Copy each line below that contains "human".

EXERCISE INPUT Start Marker

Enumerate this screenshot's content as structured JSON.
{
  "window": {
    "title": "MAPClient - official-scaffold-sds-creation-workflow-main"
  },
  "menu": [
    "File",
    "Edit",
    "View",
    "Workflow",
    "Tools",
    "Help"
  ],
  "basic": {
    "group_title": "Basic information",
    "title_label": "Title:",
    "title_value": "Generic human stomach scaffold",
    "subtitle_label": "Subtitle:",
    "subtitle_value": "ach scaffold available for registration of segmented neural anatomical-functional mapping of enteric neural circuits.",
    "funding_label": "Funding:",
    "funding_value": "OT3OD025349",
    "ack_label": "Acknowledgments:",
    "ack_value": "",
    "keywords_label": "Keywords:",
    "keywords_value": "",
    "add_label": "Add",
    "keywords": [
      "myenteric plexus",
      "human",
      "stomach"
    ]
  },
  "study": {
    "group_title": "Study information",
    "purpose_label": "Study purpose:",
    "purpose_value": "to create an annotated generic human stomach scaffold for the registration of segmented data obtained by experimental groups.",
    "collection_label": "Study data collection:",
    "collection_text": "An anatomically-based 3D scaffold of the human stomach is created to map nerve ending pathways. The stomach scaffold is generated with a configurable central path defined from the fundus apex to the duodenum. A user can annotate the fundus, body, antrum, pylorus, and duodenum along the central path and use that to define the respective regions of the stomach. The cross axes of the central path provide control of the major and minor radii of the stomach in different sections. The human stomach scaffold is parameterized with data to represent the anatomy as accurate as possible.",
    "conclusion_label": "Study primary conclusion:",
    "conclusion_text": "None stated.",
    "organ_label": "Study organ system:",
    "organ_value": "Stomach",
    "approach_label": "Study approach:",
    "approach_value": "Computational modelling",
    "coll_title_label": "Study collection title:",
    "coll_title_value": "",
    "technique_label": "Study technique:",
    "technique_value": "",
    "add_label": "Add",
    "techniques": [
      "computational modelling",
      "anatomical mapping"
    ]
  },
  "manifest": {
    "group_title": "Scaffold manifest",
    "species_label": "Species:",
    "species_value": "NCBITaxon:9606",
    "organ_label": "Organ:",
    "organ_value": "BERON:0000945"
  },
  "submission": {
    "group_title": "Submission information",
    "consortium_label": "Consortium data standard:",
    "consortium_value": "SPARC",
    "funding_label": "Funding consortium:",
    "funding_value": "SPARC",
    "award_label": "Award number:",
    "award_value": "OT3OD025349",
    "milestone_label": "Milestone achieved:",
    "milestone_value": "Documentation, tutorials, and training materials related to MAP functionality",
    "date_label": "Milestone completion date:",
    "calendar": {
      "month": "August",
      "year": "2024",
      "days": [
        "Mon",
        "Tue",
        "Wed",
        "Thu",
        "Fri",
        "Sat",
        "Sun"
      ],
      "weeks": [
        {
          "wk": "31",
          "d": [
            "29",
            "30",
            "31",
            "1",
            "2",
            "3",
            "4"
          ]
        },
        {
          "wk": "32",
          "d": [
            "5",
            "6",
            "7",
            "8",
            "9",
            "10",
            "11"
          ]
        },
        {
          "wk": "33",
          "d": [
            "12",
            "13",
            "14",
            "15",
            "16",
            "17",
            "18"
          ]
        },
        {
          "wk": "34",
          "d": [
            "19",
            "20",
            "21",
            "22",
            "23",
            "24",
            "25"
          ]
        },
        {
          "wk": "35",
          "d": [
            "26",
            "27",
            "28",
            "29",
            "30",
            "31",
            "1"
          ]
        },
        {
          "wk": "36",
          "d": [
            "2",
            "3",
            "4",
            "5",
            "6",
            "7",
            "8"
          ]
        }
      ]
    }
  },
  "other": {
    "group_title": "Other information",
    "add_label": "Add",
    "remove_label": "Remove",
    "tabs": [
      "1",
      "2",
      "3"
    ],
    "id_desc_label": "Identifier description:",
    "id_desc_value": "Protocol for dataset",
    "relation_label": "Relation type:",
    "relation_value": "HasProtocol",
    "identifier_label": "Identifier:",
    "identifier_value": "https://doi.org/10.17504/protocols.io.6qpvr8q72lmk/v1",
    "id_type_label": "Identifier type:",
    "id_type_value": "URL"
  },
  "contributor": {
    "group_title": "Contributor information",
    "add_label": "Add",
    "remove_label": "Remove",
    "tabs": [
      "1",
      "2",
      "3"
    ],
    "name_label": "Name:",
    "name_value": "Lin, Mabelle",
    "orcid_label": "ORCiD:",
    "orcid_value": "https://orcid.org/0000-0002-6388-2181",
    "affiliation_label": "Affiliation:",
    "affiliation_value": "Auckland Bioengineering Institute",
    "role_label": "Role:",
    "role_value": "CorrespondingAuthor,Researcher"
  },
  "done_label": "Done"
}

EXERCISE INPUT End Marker

• _TASK OUTPUT_:
    "title_value": "Generic human stomach scaffold",
      "human",
    "purpose_value": "to create an annotated generic human stomach scaffold for the registration of segmented data obtained by experimental groups.",
    "collection_text": "An anatomically-based 3D scaffold of the human stomach is created to map nerve ending pathways. The stomach scaffold is generated with a configurable central path defined from the fundus apex to the duodenum. A user can annotate the fundus, body, antrum, pylorus, and duodenum along the central path and use that to define the respective regions of the stomach. The cross axes of the central path provide control of the major and minor radii of the stomach in different sections. The human stomach scaffold is parameterized with data to represent the anatomy as accurate as possible.",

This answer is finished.